“Around 75 percent of PD sufferers have hand tremor as one of their symptoms, so being able to detect that tremor from keystroke characteristics can provide a second cardinal feature to satisfy the clinical diagnosis of the disease,” lead author Warwick Adams told Digital Trends. “What makes this finding so exciting is that it can lead to development of a widely available screening test for early PD: One that will be able to be used by first-level clinicians, as well as by individuals themselves.”

In addition to aiding with diagnosis, the technology could also help monitor the effectiveness of individual medication. Even without a Parkinson’s cure, this could be useful right now, since the required dosage of dopamine replacement medication changes over time.

“The reason for focusing on typing is that it is something that nearly everyone does, and it can be monitored as people use their own computer in their own home, without needing any specialized equipment,” Adams continued. “There is already a patent pending and, over the next couple years, the plan is to commercialize this research — ideally in partnership with a drug company or diagnostic services provider.”

Editors' Recommendations

Luke Dormehl
I'm a UK-based tech writer covering Cool Tech at Digital Trends. I've also written for Fast Company, Wired, the Guardian…
You’ll soon be able to have Alexa make a donation to your favorite candidate
amazon echo show 5 review mem 2v2

Many of Alexa's new features are the result of study and analysis on part of the voice assistant's development team. During last year's midterm elections, analysts saw a massive spike in questions related to the elections. Users wanted to know which candidates were in the lead in what area, where the nearest polling station was, and much more. The team took these questions and developed functionality they believed Alexa users would appreciate, which resulted in Wednesday's announcement of Alexa Political Contributions.

This new feature will allow users to make a donation to their favorite presidential candidate by saying, "Alexa, donate to (name of candidate)." Donations of up to $200 can be made to any candidate that signs up for the program starting next month. Donations will go through Amazon Pay, the payment processing service that already handles other types of payments made through Alexa as well as purchases made on the Amazon website.

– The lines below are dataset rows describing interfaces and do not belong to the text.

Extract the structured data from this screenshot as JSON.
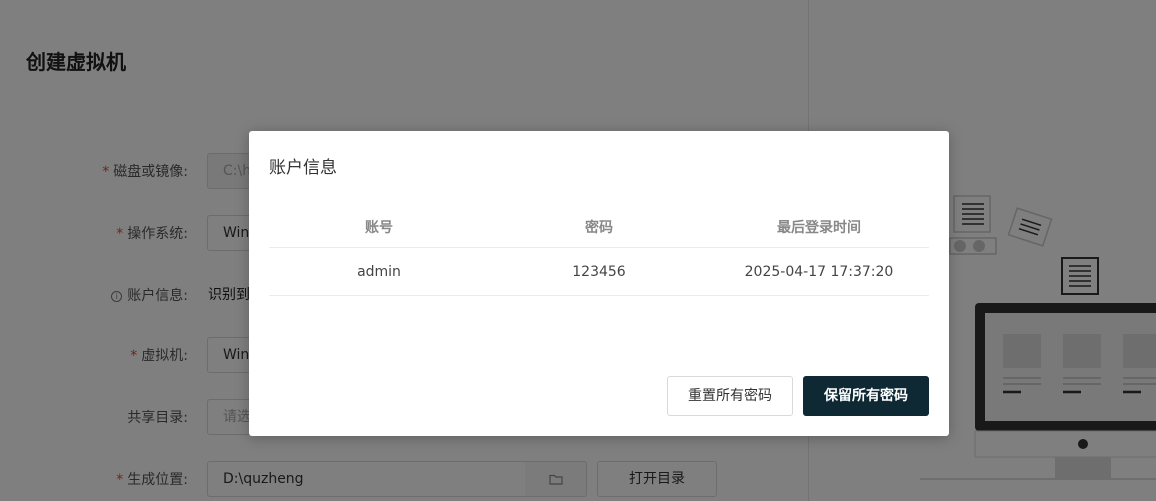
{
  "page": {
    "title": "创建虚拟机"
  },
  "form": {
    "disk": {
      "label": "磁盘或镜像:",
      "value": "C:\\h"
    },
    "os": {
      "label": "操作系统:",
      "value": "Wind"
    },
    "account": {
      "label": "账户信息:",
      "value": "识别到"
    },
    "vm": {
      "label": "虚拟机:",
      "value": "Wind"
    },
    "share": {
      "label": "共享目录:",
      "placeholder": "请选"
    },
    "location": {
      "label": "生成位置:",
      "value": "D:\\quzheng",
      "open_label": "打开目录"
    }
  },
  "modal": {
    "title": "账户信息",
    "columns": [
      "账号",
      "密码",
      "最后登录时间"
    ],
    "rows": [
      [
        "admin",
        "123456",
        "2025-04-17 17:37:20"
      ]
    ],
    "reset_label": "重置所有密码",
    "keep_label": "保留所有密码"
  },
  "colors": {
    "primary_button": "#0e2834",
    "required_star": "#e0483a"
  },
  "icons": {
    "folder": "folder-icon",
    "info": "info-icon"
  }
}
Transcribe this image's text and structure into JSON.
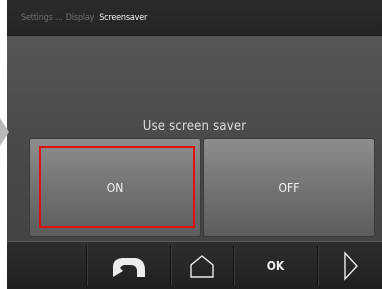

Read more
Why you may have to wait longer to check out an e-book from your local library
OverDrive Libby App

On November 26, the third book in Nora Roberts’ Chronicles of The One, The Rise of Magicks, will be published. But fans who want to download the e-book from their local library could be frustrated by long waits. And it’s not just the romance writer’s books that will be affected. 

Macmillan, which publishes the series, is only allowing library systems around the country to purchase a single e-book of newly published titles for all their branches. Eight weeks after new books launch, libraries will be able to buy more. In the interim, Helen Gutierrez expects a lot of annoyed patrons at Seattle Public Library (SPL), where she’s the collection services manager.

Read more
Uber’s new Comfort tier lets you stretch your legs, ride in silence, and more
uber settles driver background check case man driving in car the city ride share lyft getaround zipcar

Uber is launching a new category of ride called Comfort that sits between the top tier Uber Black service and the more popular Uber X option.

As its name cleverly suggests, Uber Comfort offers a few extras to ensure maximum well-being during your ride. Or at least, that’s the idea.

Read more